In 1966, Beatles guitarist George Harrison married Pattie Boyd, a model he met during the filming of A Hard Day’s Night. During the late 1960s, Clapton and Harrison became close friends. Clapton contributed uncredited guitar work on Harrison’s song “While My Guitar Gently Weeps” on the Beatles’ White Album, and Harrison co-wrote and played guitar pseudonymously (as L’Angelo Misterioso) on Cream’s “Badge” from Goodbye. However, between his tenures in Cream and Blind Faith, Clapton fell in love with Boyd.
The title, “Layla”, was inspired by the story of Layla and Majnun, which Clapton had been told by his friend Ian Dallas, who was in the process of converting to Islam. Nizami’s tale, about a moon princess who was married off by her father to a man she didn’t love, resulting in Majnun’s madness, struck a deep chord with Clapton.

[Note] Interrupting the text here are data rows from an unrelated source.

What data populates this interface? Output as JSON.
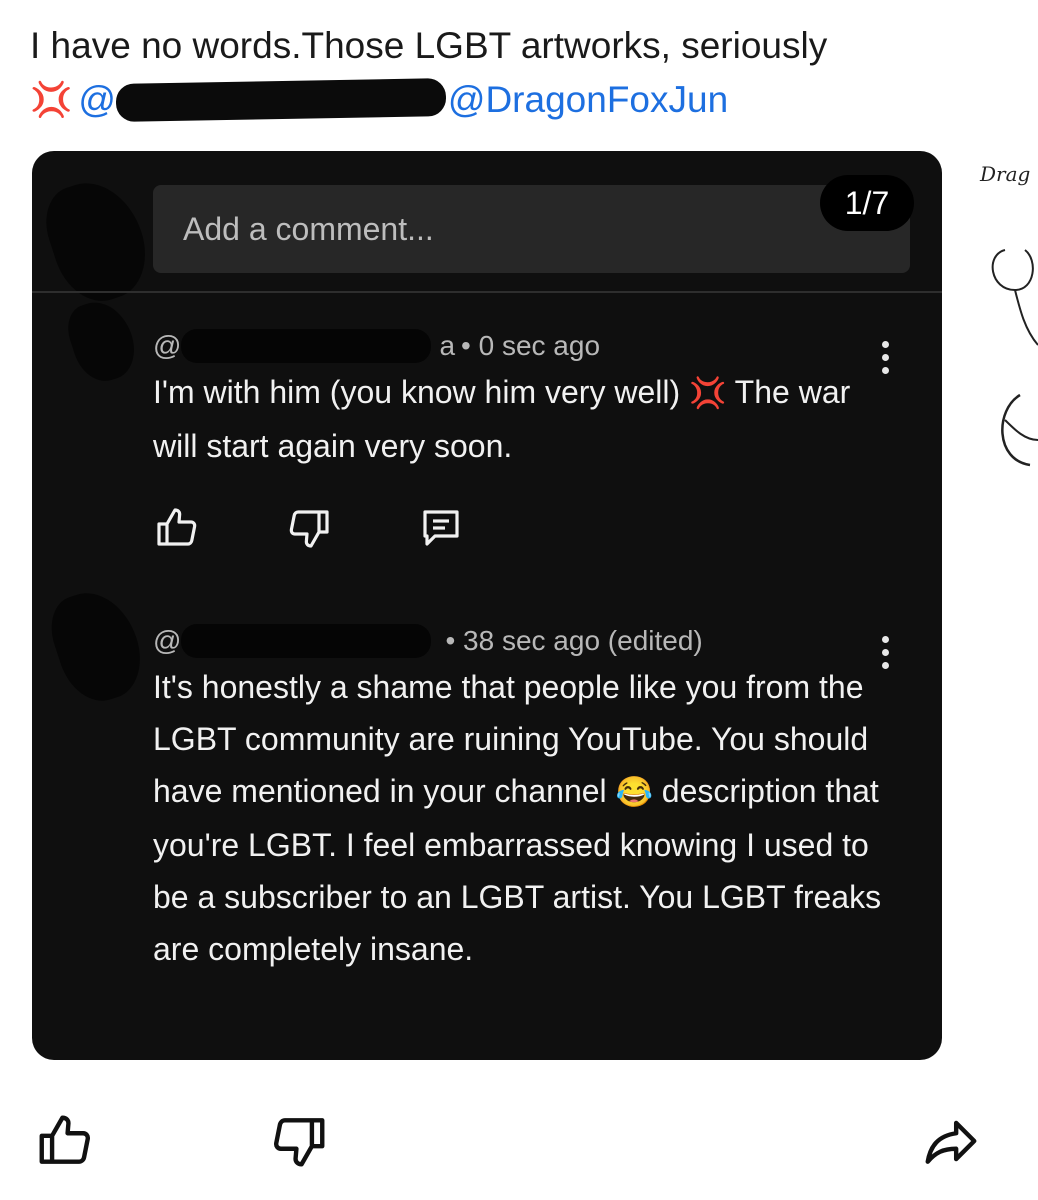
{
  "post": {
    "text": "I have no words.Those LGBT artworks, seriously",
    "anger_emoji": "💢",
    "mention_visible_prefix": "@",
    "mention_tail": "@DragonFoxJun"
  },
  "card": {
    "counter": "1/7",
    "comment_placeholder": "Add a comment...",
    "comments": [
      {
        "handle_visible": "@",
        "handle_tail": "a",
        "time": "• 0 sec ago",
        "text_before": "I'm with him (you know him very well) ",
        "emoji": "💢",
        "text_after": " The war will start again very soon."
      },
      {
        "handle_visible": "@",
        "handle_tail": "",
        "time": "• 38 sec ago (edited)",
        "text_before": "It's honestly a shame that people like you from the LGBT community are ruining YouTube. You should have mentioned in your channel ",
        "emoji": "😂",
        "text_after": " description that you're LGBT. I feel embarrassed knowing I used to be a subscriber to an LGBT artist. You LGBT freaks are completely insane."
      }
    ],
    "actions": [
      "like-icon",
      "dislike-icon",
      "reply-icon"
    ]
  },
  "side_art": {
    "label": "Drag"
  },
  "bottom_actions": [
    "like-icon",
    "dislike-icon",
    "share-icon"
  ],
  "colors": {
    "mention": "#1d6fe0",
    "card_bg": "#0f0f0f",
    "input_bg": "#272727",
    "anger": "#e03a2e"
  }
}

Boyd divorced Harrison in 1977 and married Clapton in 1979 during a concert stop in Tucson, Arizona. Harrison was not bitter about the divorce and attended Clapton’s wedding party with fellow Beatles Ringo Starr and Paul McCartney. During their relationship, Clapton wrote another love ballad for Pattie, “Wonderful Tonight” (1977). Clapton and Boyd divorced in 1988 after several years of separation.
AllMusic critic Stephen Thomas Erlewine reviewed “Layla” seemed to be the Unplugged album’s hit which the critic describes as a “slow crawl through Derek & the Dominos’ version, turning that anguished howl of pain into a cozy shuffle and the whole album proceeds at a similar amiable gait, taking its time and enjoying detours into old blues standards.” Journalist Steve Hochman called the acoustic version a “low-key but seductive recasting”. Music broadcaster VH1 thinks the Unplugged version revealed Clapton’s guitar skills in the acoustic setting, which was particularly obvious on the re-working of “Layla” that “stressed Clapton’s tender side without forfeiting intensity.” Entertainment Weekly journalists picked the tune as the mega-hit of the Unplugged album. The critics especially liked Leavell’s piano work on the song, saying that it “adds a smoky-jazz-joint torch-song ambiance that’s both expectation shattering and emotionally compelling to the tune”.
In 1970, Jamrock Entertainment listed “Layla” as the best song of the year. Acclaimed Music rated the original version as the best song of 1970 and the 12th most popular song of the 1970s. In 1972, “Layla” was one of the most performed songs of the year, and was just a year after its original release considered a “Rock standard”. With its re-release in 1982, the Rock song cemented its reputation as a global Rock hit track. The tune features one of the most iconic Rock guitar riffs of all-time, and it is one of the popular songs written about a woman. It is featured on a number of “greatest ever” lists. The song was chosen by the Rock and Roll Hall of Fame as one of their “500 Songs that Shaped Rock and Roll”, and Rolling Stone ranked the song at #27 on their list of “The 500 Greatest Songs of All Time”. The Recording Industry Association of America ranked “Layla” at number 118 on their Songs of the Century on March 7, 2001. Music critic Dave Marsh placed the tune on number two for his “Best Singles of the Year 1972” compilation. With its makeover in 1992 for the Unplugged album, “Layla” became an all-time hit song, as it won the Grammy Award for Best Rock Song in 1993, and was broadcast nonstop in 1992 and 1993 on the radio, in stores, and on television around the globe. In 1992, “Layla” was the most performed song of the year, and won a BMI Broadcasting Award for radio and television appearances of the 1992 “Layla” for more than two million times in summer of 1994 – just one and a half years after “Layla” had been released as an acoustic version. As of 2011, “Layla” attained more than six million broadcasts on television and the radio or performances on other records and during live concerts.